Last Friday, Ukrainian Defense Ministry intelligence officials said they believed preparations for a second wave of mobilization were under way, suspecting Russia was aiming for a two-million-strong army.

“Ukrainian military intelligence does not rule out that the Russian leadership will announce another wave of mobilization in the coming days,” intelligence officials said in a statement, adding that another 500,000 Russians would be called up to “create strategic reserves.”

“Preparations to announce the next wave of mobilization in Russia are already underway. At the legislative level, changes are being made to the laws of the Russian Federation that regulate mobilization. Active training of training centers is also underway,” intelligence officials added.

The army is about to expand

During the winter, the war in Ukraine resembled a conflict of attrition, particularly in eastern Ukraine where fighting raged around Pakhmut – Russia’s next major target after hostilities against neighboring Solidar.

Daily casualties from Ukrainian and Russian forces are difficult to independently ascertain.

Both sides are expected to renew their counterattacks in the spring, raising expectations that Russia will call in more manpower.

A Ukrainian tank drives on a road near Pakhmut, in the Donetsk region, on December 2, 2022, amid the Russian invasion of Ukraine.

Anatoly Stepanov | AFP | Getty Images

Moscow has made no secret that it is looking to expand its forces in the next few years. Defense Minister Sergei Shoigu in December put forward proposals to increase the number of military personnel to 1.5 million by 2026, from 1.1 million at present.

On Tuesday, Shoigu laid out more comprehensive plans for reforming and restructuring the army over the next few years, saying that “only by strengthening the main structural components of the armed forces can the military security of the state be ensured and the protection of new entities and vital facilities in the Russian Federation.”

Kremlin press secretary Dmitry Peskov said later on Tuesday that the changes were necessary because of the West’s “proxy war” against Russia in Ukraine.

He said that proxy engagement “includes elements of indirect participation in hostilities, elements of economic and financial warfare, legal warfare, bypassing the legal field, and so on.”

“The security of our country must be guaranteed unconditionally, and in this case the Ministry of Defense plays its role,” Peskov said in remarks translated by NBC.

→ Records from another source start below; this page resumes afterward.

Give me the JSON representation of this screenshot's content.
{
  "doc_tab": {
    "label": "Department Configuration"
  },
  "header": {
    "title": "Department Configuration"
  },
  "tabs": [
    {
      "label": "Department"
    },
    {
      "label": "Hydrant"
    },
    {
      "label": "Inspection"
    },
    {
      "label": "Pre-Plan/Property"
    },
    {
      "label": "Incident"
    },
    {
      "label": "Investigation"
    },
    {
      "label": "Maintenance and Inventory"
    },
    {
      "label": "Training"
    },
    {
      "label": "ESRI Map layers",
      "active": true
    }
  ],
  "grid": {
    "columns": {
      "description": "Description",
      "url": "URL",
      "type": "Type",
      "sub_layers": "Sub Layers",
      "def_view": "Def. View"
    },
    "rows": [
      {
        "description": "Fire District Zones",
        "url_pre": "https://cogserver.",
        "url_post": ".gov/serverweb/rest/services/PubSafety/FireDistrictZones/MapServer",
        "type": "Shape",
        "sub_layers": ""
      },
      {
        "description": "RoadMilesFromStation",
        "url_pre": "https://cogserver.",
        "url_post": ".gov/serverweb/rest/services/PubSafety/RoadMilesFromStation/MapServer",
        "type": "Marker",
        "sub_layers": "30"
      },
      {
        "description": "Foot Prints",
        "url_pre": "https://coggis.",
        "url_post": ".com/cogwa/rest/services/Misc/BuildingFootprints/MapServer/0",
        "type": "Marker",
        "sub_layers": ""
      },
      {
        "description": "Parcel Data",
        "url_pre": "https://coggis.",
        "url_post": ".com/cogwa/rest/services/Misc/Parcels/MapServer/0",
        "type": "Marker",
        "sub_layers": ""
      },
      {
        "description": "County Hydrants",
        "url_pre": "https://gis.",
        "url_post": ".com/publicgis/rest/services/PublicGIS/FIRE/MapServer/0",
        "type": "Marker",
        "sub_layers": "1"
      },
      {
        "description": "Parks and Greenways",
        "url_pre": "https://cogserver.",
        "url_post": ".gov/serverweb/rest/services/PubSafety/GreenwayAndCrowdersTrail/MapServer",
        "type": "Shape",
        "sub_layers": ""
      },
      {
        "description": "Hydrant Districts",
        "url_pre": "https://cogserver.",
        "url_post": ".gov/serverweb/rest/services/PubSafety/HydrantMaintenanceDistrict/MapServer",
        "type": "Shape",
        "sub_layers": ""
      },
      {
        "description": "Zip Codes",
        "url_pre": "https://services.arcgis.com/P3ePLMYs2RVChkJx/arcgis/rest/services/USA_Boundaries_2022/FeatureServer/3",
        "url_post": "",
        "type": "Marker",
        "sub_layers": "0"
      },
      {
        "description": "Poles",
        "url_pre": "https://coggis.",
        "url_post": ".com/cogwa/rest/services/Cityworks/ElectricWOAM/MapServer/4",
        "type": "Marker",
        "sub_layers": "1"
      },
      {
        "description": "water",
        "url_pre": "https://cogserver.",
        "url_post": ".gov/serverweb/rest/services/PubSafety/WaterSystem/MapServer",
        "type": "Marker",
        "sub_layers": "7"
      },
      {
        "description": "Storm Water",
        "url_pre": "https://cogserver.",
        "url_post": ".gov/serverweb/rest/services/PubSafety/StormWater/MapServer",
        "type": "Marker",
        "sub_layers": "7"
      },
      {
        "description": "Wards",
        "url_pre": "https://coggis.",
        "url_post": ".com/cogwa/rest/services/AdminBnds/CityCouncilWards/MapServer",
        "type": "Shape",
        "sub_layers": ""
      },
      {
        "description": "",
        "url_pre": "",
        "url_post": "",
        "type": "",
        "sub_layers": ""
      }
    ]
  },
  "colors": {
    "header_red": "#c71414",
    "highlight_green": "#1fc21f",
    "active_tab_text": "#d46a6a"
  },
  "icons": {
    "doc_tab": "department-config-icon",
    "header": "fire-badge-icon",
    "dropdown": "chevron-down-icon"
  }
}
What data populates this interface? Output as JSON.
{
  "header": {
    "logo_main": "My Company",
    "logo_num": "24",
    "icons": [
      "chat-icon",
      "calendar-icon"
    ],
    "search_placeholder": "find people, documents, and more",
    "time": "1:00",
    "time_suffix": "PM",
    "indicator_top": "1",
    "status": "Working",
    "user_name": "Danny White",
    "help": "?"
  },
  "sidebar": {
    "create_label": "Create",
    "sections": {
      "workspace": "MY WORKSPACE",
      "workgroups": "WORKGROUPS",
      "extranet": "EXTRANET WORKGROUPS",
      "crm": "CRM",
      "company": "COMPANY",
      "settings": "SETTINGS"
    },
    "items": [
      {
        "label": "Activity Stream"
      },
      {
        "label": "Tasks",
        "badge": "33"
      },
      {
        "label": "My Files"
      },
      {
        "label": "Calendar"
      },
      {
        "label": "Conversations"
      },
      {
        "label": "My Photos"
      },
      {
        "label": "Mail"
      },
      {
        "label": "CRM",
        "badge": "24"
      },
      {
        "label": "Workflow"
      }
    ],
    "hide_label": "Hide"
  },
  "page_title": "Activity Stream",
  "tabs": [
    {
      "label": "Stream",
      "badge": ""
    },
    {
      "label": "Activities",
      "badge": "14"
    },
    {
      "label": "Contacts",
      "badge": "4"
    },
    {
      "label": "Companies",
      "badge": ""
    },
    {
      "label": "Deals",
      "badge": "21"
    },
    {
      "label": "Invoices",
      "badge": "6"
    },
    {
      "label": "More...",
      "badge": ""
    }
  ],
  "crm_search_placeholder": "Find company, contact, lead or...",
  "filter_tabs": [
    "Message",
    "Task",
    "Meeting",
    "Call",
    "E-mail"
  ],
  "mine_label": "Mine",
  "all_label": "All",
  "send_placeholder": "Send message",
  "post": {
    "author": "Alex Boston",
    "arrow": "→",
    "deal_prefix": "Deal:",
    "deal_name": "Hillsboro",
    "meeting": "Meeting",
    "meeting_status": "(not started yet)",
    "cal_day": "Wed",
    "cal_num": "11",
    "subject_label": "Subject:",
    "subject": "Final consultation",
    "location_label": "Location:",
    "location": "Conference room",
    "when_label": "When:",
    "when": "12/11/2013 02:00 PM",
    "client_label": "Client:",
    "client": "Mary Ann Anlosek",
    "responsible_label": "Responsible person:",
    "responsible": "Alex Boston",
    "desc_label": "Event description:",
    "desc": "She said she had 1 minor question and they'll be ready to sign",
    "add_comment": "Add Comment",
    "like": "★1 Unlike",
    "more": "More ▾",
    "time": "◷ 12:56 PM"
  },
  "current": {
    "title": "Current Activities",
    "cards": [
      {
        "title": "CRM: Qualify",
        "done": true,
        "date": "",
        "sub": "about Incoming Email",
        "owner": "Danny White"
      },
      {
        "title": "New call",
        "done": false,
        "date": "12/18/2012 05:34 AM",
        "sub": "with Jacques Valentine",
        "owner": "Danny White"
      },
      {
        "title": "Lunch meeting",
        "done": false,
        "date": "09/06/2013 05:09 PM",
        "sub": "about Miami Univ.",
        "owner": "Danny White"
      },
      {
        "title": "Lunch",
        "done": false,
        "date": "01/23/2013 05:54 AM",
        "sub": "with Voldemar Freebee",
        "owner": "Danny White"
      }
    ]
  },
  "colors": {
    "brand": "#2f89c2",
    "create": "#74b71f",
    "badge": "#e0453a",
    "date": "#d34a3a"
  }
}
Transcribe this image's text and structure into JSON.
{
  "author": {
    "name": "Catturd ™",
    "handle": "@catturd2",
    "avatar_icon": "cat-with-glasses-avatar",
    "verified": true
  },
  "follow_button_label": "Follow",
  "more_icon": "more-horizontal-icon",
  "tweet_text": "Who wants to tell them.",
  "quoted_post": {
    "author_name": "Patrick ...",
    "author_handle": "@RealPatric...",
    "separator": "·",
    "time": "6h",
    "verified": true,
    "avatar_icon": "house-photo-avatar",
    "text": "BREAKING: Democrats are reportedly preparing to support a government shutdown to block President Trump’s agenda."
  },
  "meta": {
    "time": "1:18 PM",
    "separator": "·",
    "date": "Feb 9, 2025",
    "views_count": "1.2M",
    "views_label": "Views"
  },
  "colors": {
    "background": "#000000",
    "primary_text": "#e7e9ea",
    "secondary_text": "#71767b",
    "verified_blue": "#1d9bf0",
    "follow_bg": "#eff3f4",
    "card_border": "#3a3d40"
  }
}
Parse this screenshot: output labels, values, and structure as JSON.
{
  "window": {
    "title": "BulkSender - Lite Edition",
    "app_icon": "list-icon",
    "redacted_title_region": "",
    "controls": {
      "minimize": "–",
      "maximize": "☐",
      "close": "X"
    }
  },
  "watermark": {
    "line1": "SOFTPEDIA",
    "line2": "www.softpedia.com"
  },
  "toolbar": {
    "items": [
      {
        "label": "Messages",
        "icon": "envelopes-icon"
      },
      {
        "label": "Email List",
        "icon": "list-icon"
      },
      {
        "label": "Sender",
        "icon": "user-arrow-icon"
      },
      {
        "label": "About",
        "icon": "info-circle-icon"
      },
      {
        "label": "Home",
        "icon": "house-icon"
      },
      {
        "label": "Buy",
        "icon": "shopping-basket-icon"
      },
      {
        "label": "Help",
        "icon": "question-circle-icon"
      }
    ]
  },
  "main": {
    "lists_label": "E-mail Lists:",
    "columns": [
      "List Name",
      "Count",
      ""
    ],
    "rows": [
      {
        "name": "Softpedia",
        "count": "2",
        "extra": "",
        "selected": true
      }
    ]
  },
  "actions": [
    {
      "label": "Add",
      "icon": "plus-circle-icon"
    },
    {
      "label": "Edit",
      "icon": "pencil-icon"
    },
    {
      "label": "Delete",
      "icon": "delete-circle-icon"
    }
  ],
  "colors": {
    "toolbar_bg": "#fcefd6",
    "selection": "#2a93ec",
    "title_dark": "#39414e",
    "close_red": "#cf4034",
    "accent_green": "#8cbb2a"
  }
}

Peskov dismissed the idea of ​​another mobilization, adding that “the topic is constantly being artificially activated both from outside and from within the country. I still suggest that you remember for all time the relevant statements made by President Putin on this issue.”